Typically, interactions with turtles, pythons, cats, and dogs are restricted, unlike display pets which are turtles. Keepers usually inform me about this as a first-time pet owner.

Ear Infections in Turtles

As turtles possess auditory organs, they have the potential to develop ear infections, particularly middle ear infections.

This is referred to as an aural abscess, which appears as a lump on the side of the turtle’s head. When left untreated, an infected area within the ear cavity develops into a dry and hard pus. This infection is common among box turtles and freshwater turtles.

It is important to treat an aural abscess as soon as possible because if left untreated, the infection can spread to other parts of the head, including the jaw and skull, and even cause swelling of the membrane over the head.
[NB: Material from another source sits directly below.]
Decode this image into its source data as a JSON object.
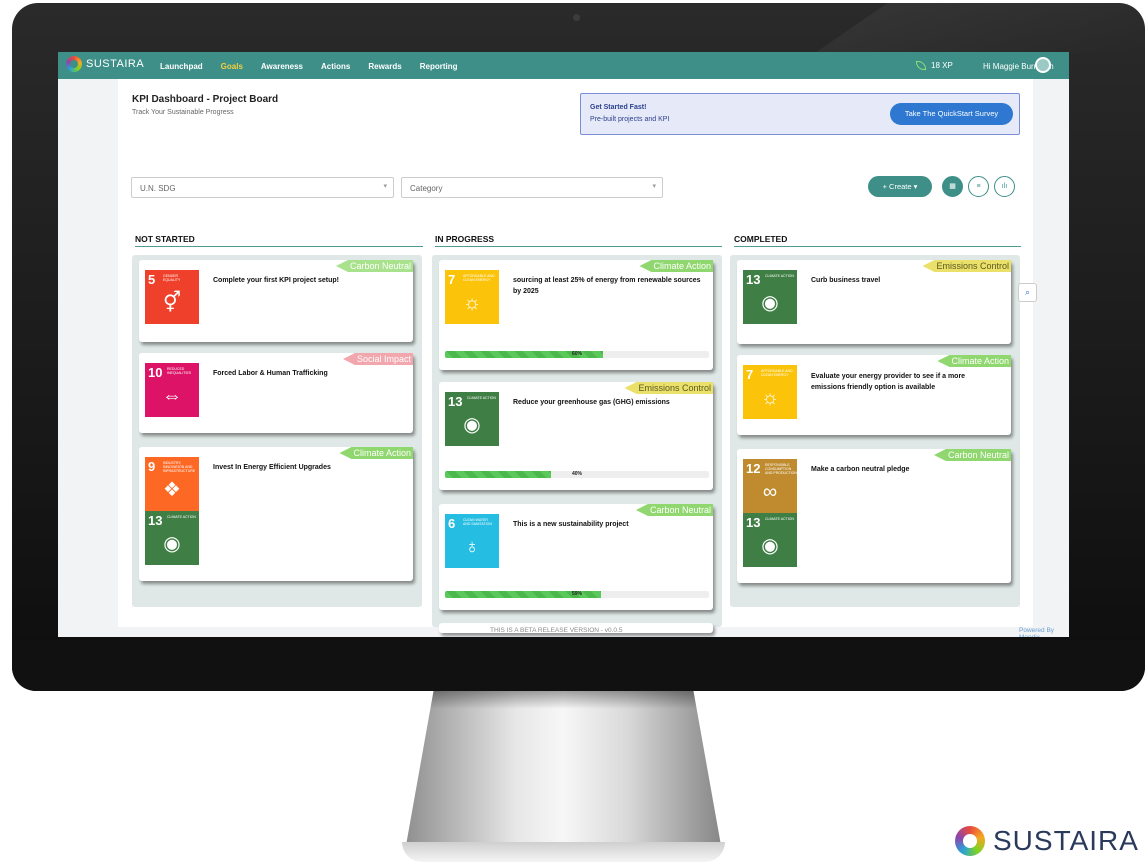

Causes & prevention of ear infection

This is usually due to the turtle’s inadequate diet and/or poor husbandry. An ear infection is a sign that the turtle has a weakened immune system.

Vitamin A is essential when it comes to ear infection. Multivitamins and minerals like vitamin D and calcium complement the turtle’s diet.

Commercial turtle foods like Mazuri Aquatic Turtle Diet and Reptomin Floating Food Sticks contain the perfect amount of vitamin A.

However, if the turtle primarily consumes insects, plants, and leafy vegetables, then be sure to provide additional nourishment.

It is important to regularly change the water in the aquarium, but it is not enough to rely solely on the filter to keep the water clean. Poor husbandry here refers to inadequate sanitation.

Moreover, the aquarium itself requires regular cleaning. It is crucial to maintain a strict schedule that you adhere to meticulously.

Check out our manual on how to sanitize a turtle enclosure here for additional suggestions.

The bacterial infection has the potential to advance and harm the defensive coating. This could be attributed to an unfriendly roommate or objects present in the fish tank.

Symptoms

Some signs of an ear infection comprise:

  • Inflammation around the eardrum.
  • Decreased appetite – as the turtle experiences discomfort when trying to open its mouth and consume nourishment.
  • Ocular inflammation, and.
  • Dense purulent material can be seen through the eardrum.
  • Diagnosis and Treatment

    After identifying the cause of the infection, the veterinarian may even need to draw blood and perform a thorough examination in the lab. It is advisable to consult a trained professional for the best treatment and diagnosis of ear infections.

    The doctor may have to carry out a procedure on the turtle to eliminate any pus, and the hollow space will be rinsed with sterile saline solution.

    It will take a few weeks for the dermal membrane to recover.

    If you want to see what the surgery looks like and if you want to know the steps explained by a veterinarian from Singapore, this video is a graphic demonstration that you may not want to watch.

    Conclusion

    Sounds hear and they do have ears, turtles with associate we things last the of one is hearing or ears turtles with.

    Due to their commitment to auditory tasks, their restricted cognitive capacity and the uncomplicated structure of their inner and middle ear, encompassing various elements, play a role in their absence of outer ears and the distinct manner in which they accomplish this in contrast to other creatures.

    Therefore, turtles are capable of recognizing and differentiating between sounds of lower frequencies most effectively.

    Turtles have a hearing range that extends from 200 to 750 Hz. Despite this limited spectrum, turtles are capable of communicating with each other.

    Their other senses, namely vision and olfaction, are the most dependable. Grown-ups can perceive vibrations that alert them to potential threats, while infants vocalize to attract the attention of mature females.

    Lack of vitamin A and inadequate sanitation are the primary factors contributing to this issue. Turtles may experience ear infections as well. Lastly,

    To help prevent ear infections, ensure that the turtle’s diet is always clean, with enough water and enclosure, as well as sufficient macronutrients and vitamins.

    If you possess any extra details or inquiries, please feel free to leave a comment down below.